- _EXERCISE INSTRUCTIONS_: Hunt through the entries for the word "action" and copy each line in which it appears.

- _RECORDS SHOWN_:
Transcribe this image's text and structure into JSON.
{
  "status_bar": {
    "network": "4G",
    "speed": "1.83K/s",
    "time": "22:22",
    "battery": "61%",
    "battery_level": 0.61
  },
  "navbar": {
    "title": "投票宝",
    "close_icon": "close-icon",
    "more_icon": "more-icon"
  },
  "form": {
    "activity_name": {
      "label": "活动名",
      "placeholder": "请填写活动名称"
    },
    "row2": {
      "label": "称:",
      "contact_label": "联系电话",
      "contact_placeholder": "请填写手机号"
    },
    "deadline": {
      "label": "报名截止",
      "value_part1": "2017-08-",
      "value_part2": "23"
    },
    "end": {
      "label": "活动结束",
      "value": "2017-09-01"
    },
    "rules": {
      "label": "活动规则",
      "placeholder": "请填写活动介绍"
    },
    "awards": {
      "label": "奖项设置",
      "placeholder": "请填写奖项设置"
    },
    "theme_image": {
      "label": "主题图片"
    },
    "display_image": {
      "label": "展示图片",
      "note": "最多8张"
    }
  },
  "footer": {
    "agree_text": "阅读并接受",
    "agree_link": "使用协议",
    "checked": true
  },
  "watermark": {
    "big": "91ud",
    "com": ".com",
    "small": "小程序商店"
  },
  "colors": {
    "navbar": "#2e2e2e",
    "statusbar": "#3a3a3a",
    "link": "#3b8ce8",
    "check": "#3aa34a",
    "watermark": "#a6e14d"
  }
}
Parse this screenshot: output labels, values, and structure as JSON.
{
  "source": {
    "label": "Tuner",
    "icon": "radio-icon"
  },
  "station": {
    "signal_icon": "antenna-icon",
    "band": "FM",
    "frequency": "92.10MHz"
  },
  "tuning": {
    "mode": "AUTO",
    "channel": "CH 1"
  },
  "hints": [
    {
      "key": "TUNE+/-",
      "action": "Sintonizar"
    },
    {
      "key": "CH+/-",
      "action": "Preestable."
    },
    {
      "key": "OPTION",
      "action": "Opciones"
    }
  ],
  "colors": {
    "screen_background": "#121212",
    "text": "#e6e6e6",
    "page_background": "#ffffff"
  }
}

- _EXERCISE OUTPUT_:
      "action": "Sintonizar"
      "action": "Preestable."
      "action": "Opciones"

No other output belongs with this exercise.